American authors do seem to have given birth to more “drunken and damaged” protagonists than their counterparts across the Atlantic. An arguable exception to that pattern was Leighton Gage. Before passing away in July 2013 at age 71, Gage—a former advertising agency creative director—produced half a dozen crime novels (beginning with 2008’s Blood of the Wicked) headlined by Mario Silva, a middle-aged chief inspector with Brazil’s Federal Police. While it’s true that Silva’s father perished at the hands of road bandits (who also raped his mother), and that his wife seeks to drown her own pains in various liquor bottles, the unheroic inspector refrains from wearing chips on his shoulder like billboards. He’s a smart but not brilliant detective prone only to forward motion, surrounded by underlings charged with supplying many of this series’ lighter moments. I was quite captivated by Dying Gasp (2010), the third of Gage’s Silva novels, but suggest in addition A Vine in the Blood (2011) and 2013’s Perfect Hatred (again, despite its terrorism angle).

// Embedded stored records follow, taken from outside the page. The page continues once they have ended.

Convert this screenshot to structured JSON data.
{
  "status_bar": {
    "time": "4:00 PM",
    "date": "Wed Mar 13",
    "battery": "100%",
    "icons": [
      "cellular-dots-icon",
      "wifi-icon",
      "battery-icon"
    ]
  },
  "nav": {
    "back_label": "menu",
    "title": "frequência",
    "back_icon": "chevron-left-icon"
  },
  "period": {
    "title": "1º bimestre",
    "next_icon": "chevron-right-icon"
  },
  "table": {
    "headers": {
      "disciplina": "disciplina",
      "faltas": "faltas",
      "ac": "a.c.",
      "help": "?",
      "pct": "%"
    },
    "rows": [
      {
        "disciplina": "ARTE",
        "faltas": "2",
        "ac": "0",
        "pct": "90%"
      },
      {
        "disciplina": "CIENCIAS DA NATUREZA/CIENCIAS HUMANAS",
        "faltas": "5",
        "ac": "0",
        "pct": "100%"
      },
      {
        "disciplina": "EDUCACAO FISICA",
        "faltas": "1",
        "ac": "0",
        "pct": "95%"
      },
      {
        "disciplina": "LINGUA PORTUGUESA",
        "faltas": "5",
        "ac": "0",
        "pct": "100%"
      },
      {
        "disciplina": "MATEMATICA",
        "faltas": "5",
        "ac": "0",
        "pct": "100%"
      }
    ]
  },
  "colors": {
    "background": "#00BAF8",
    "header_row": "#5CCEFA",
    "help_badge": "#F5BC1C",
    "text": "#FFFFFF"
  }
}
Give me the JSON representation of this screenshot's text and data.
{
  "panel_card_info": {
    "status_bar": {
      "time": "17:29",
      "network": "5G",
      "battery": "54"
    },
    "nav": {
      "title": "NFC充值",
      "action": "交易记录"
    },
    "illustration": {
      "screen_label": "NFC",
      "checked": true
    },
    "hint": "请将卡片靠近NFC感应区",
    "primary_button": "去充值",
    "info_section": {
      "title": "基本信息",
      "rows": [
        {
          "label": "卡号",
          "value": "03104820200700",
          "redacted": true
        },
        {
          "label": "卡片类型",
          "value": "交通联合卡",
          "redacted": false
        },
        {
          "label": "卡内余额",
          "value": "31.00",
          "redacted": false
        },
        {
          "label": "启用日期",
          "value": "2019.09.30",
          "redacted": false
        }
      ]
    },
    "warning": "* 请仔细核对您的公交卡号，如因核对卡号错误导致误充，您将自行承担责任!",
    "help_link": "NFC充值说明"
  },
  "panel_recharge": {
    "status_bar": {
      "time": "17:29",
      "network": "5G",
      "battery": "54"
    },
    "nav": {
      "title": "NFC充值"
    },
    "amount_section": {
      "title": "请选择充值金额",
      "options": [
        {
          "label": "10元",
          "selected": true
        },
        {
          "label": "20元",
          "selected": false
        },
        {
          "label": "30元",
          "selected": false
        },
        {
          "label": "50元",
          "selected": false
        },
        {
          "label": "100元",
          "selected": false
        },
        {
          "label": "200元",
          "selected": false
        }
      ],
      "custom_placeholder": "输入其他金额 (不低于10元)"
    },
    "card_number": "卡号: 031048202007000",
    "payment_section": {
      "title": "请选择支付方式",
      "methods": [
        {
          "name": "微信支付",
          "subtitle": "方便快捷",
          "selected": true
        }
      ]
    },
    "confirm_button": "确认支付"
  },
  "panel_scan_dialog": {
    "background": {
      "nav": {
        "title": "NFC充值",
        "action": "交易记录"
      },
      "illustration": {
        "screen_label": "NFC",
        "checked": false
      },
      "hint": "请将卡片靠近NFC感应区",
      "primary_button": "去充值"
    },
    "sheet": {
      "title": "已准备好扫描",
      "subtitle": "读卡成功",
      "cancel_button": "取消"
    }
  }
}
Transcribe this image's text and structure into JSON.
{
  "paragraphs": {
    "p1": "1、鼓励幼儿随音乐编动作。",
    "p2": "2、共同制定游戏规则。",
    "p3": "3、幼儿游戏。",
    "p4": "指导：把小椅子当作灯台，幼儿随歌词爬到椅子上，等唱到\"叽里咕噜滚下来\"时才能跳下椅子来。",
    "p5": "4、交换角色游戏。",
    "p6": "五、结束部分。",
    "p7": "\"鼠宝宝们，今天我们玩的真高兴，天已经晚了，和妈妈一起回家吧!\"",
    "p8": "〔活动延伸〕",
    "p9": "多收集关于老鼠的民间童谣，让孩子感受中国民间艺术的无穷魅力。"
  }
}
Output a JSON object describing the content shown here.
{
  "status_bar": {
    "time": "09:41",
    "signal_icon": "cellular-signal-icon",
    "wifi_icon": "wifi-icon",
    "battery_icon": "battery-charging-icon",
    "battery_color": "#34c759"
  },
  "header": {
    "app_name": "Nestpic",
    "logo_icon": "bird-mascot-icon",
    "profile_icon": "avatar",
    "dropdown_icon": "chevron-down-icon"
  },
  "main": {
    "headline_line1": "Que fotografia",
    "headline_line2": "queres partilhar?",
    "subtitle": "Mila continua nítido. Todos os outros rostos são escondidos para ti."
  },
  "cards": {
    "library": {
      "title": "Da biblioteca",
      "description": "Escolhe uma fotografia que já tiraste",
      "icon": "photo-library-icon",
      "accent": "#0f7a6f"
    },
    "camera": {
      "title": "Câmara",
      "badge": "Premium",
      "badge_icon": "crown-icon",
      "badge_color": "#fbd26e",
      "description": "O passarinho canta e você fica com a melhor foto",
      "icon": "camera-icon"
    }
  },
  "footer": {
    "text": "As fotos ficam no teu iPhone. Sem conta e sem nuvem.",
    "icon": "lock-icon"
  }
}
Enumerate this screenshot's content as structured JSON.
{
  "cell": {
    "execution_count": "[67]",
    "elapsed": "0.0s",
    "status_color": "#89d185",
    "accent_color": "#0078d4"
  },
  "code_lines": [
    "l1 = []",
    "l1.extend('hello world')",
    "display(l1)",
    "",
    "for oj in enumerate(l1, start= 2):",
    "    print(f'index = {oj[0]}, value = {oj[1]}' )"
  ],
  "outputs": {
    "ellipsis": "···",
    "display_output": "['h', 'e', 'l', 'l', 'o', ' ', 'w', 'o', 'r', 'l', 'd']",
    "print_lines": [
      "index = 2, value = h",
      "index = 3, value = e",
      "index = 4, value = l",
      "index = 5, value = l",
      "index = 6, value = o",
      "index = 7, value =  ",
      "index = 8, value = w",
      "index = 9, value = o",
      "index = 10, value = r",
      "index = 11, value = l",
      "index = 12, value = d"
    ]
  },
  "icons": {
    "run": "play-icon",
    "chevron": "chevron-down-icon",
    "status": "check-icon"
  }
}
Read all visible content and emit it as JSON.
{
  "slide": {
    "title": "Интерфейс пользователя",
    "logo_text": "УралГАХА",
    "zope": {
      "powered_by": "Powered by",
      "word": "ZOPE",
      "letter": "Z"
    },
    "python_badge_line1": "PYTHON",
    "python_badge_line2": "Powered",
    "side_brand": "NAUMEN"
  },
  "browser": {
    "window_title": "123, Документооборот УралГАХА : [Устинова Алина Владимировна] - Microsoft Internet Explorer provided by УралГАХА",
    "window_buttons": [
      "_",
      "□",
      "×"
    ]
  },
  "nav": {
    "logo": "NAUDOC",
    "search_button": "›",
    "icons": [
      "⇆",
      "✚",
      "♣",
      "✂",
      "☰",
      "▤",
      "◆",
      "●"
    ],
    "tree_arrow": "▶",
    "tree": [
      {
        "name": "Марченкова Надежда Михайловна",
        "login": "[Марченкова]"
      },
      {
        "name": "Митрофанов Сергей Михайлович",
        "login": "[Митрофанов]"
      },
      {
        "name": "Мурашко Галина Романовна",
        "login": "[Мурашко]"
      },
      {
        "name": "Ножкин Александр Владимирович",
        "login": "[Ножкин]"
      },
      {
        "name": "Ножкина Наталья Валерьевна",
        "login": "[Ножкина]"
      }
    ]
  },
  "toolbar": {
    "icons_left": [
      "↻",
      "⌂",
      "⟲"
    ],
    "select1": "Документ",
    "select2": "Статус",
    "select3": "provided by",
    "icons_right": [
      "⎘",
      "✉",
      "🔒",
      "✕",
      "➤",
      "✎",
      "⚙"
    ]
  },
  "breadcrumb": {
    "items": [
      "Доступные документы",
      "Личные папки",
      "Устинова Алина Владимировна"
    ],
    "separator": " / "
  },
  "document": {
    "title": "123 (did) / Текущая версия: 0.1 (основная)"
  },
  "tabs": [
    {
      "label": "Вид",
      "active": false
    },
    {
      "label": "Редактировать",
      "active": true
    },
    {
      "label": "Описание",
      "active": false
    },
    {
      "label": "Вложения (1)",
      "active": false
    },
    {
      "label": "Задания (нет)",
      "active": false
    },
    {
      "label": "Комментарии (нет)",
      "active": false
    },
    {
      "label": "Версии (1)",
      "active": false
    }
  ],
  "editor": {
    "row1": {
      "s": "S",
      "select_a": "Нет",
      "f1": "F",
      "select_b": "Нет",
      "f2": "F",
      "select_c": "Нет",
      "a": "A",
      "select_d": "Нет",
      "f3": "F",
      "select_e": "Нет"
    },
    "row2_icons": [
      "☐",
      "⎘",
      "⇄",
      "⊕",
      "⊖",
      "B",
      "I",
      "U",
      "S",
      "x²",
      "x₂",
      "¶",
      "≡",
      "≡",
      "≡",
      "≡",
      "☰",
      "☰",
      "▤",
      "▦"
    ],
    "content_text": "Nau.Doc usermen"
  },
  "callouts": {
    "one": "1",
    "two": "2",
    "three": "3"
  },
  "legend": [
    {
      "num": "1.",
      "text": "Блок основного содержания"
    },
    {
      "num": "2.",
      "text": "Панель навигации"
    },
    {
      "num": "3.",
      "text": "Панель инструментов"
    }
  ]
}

Speaking of Brazilian crime fiction, let’s not forget Luiz Alfredo Garcia-Roza’s police procedurals starring Inspector Espinosa. A bookish and independent cop in Rio de Janeiro, Espinosa can be described too as a ladies’ man. Were it not for his duties keeping the peace, he’d probably disappear into a used-books store or else into the supple arms of some woman he’d spontaneously fallen in love with on the streets of Copacabana. Fortunately, this eccentric and most humane player happens to be a fine detective, as he proved in The Silence of the Rain (2002) and went on to demonstrate in such later escapades as December Heat (2003) and A Window in Copacabana (2005). These are laid-back and semi-poetic yarns about a man who loves his life. So much.
Finally, Mary, while many of the freelance shamuses born amid the pages of American crime fiction over the last 80 years have certainly claimed an inordinate capacity for spirits and been depressed, permanently melancholic or even psychologically unbalanced, I can think of at least one who does not fit that cliché: Spenser. Introduced by Robert B. Parker in The Godwulf Manuscript (1973), this wise-cracking, poetry-loving gourmet of a gumshoe has been bringing bad (and worse) guys to justice in Boston ever since. Parker published a whopping 39 Spenser novels before he died in 2010, and aside from a period in the mid-1980s when he was under threat of losing the love of his life, clinical psychologist Susan Silverman, the PI has carried out his assignments without falling into misery or despondency. Yes, Spenser likes his libations, but only in reasonable quantities, and preferably at tony joints such as Beantown’s Ritz-Carlton hotel (now the Taj Boston). Since Parker passed away, Mississippi fictionist Ace Atkins has been responsible for expanding the Spenser legend, and he’s done a pretty slick job of it, producing four new entries in the series, the best of them being Robert B. Parker’s Lullaby (2012) and Robert B. Parker’s Cheap Shot (2014).
So, Mary, does all of that answer your question?